Committee on Executive Reorganization
Recommendations on Labor and Economic Development
The State 1s Involved 1n many community and economic
development programs 1n various capacities and through many different
departments and agencies of the State. With the increasing desire
of local elected officials to harness and coordinate some of
these State resources to help their communities, the deficiencies
o of the current organizational structure are more apparent.
'** Currently, 1f a local official or any citizen of the
mmm State is Interested 1n what resources the State can provide to help
their community they must contact several state agencies that have
O very narrowly defined programs. If a local official wants to get
the programs to work 1n harmony with local policy, exceptional effort
O 1s required. The process becomes very frustrating and gives rise
^ to the call that "government 1s too big" and that the "right hand
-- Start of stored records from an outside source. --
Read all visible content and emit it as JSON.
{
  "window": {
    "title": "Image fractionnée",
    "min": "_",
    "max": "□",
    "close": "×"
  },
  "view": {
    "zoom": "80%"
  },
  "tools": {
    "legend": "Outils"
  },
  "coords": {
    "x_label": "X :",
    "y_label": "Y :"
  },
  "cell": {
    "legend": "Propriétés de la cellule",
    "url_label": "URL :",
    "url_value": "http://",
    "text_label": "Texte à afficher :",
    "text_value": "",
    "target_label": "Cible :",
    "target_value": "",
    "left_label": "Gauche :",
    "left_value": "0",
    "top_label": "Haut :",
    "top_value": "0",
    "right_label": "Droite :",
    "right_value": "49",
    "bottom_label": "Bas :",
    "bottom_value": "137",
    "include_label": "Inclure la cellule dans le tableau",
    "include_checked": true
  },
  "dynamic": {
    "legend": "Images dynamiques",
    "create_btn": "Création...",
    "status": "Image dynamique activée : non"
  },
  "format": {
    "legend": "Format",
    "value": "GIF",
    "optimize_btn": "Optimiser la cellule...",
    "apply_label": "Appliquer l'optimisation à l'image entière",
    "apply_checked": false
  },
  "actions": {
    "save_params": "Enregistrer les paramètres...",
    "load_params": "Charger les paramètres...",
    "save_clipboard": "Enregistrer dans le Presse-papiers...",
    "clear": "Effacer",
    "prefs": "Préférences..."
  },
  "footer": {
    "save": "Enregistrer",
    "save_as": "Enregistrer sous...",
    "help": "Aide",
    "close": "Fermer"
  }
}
doesn't know what the left hand 1s doing."
W The Committee on Executive Reorganization 1s proposing
_ that many programs relating to community and economic development
be combined and placed within a single department that would Include
_ community facilities and technical assistance to local officials
and their communities as well as economic and cultural development.
Another problem 1s 1n the area of employment and training
programs 1n the State. Due to a variety of funding sources from
the federal government, the State has developed a "patchwork quilt"
. of state agencies to administer those programs. Utahns wishing to
become enrolled 1n such programs must "shop around" from agency to
agency 1n an attempt to see which program they are eligible for.
If the State 1s committed to a philosophy of allowing every person
who wishes to become self-sufficient by obtaining employment, to attain
the skills to do so, then 1t 1s Important to fashion a system that
Is easily accessed, coordinated and which most efficiently trains
the person and helps get them Into an employed position.